“You mean the woman who gave me this?” He pulled something out of the inside pocket of his suit jacket and set it on the small table between us.
It was a hotel card key. With a lipstick kiss pressed into it.
“Classy place, this five-star hotel.” I glanced back at the woman at the bar. She was still there, watching him as though he was the height of the male species. “Did you tell her the reason you were here?”
His attention stayed on me. “Yes, I told her I was here to meet the woman I was going to marry.”
My stomach wrung. This was the man I was going to marry.
“And she didn’t ask for her room key back?” I asked.
“She didn’t give it to me until right after I mentioned that.” His stare was intense. Too intense. I felt like every secret—every piece of who I was—was strewn out on that table for him to see. “Women love a man who isn’t afraid of commitment. It’s like an aphrodisiac.”
“You know what else women like?” I didn’t pause for an answer because I guessed he didn’t have a clue. “A man who’s humble.”
He fought a smile and leaned back in his chair when a server approached with a couple of drinks on a tray. “No, they like to think they do, but they don’t.” His head shook authoritatively. “They like the cocky bastard who goes after what he wants and doesn’t take no for an answer.”
Because the server was shielding some of me from his view, I allowed myself to shift. I was getting fired up, and if he kept saying the same kinds of things with the same kinds of looks on his face, that drink was going to wind up in his face.

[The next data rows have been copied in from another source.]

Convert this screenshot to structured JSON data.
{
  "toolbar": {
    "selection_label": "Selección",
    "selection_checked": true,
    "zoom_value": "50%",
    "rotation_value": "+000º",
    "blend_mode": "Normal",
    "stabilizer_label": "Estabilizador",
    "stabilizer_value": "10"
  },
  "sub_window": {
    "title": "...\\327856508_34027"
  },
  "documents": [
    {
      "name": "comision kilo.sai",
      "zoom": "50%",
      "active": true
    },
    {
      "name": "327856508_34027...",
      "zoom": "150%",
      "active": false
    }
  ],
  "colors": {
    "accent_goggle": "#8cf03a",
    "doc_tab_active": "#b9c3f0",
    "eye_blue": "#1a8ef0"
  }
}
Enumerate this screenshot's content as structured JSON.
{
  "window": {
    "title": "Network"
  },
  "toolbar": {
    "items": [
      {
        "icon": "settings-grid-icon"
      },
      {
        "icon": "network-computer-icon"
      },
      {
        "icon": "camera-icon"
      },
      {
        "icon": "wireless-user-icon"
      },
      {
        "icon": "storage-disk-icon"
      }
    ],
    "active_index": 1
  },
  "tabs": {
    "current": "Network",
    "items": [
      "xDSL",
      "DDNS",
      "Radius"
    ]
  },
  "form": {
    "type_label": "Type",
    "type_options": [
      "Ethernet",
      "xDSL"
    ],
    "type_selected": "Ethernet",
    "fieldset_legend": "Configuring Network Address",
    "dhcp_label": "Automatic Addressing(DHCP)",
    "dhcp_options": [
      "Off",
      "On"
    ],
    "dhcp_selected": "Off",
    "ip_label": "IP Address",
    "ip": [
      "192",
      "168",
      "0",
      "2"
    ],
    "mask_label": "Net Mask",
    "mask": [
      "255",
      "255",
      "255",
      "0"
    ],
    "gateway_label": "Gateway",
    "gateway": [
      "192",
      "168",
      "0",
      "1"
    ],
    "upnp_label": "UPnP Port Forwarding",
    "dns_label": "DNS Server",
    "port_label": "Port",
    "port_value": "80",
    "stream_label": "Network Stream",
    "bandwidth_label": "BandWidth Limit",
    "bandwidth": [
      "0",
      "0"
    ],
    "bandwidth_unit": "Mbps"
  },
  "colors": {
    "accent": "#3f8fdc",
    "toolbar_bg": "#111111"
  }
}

That was when I noticed what the server had set in front of me. A tumbler with something amber in color. The same thing she was setting in front of him. Although from the curve of her smile, she was offering to give him a blow job on the side, compliments of the house.
“What is this?” I asked. Him. Her. Whoever wanted to answer.
“Scotch,” he answered, ignoring the server lingering between us.
My nose curled at the drink.
“I don’t care if it came from the fountain of youth. I won’t drink it.”
His forehead creased with what appeared to be irritation, but I couldn’t be sure. Maybe it was confusion, like he couldn’t decide what to make of me. “You would have me believe you wouldn’t take a sip of that if you knew it would give you eternal life?” When I shook my head, his head tipped. “Why?”
“Because I value my free will far more than long life.” I pushed the drink away until it clinked against his. “I’d rather live one day free than an eternity in a cage.”
He was quiet for a moment. The server stayed between us, staring at him, waiting.
“Then why are you here?” he asked me finally.
I leaned forward and hoped my stare was as powerful as his. “Because free will is expensive.”
About the Author:
Nicole Williams is the New York Times and USATODAY bestselling author of contemporary and young adult romance, including the Crash and Lost & Found series. Her books have been published by HarperTeen and Simon & Schuster in both domestic and foreign markets, while she continues to self-publish additional titles. She is working on a new YA series with Crown Books (a division of Random House) as well. She loves romance, from the sweet to the steamy, and writes stories about characters in search of their happily even after. She grew up surrounded by books and plans on writing until the day she dies, even if it’s just for her own personal enjoyment. She still buys paperbacks because she’s all nostalgic like that, but her kindle never goes neglected for too long. When not writing, she spends her time with her husband and daughter, and whatever time’s left over she’s forced to fit too many hobbies into too little time.
Nicole is represented by Jane Dystel, of Dystel and Goderich Literary Agency.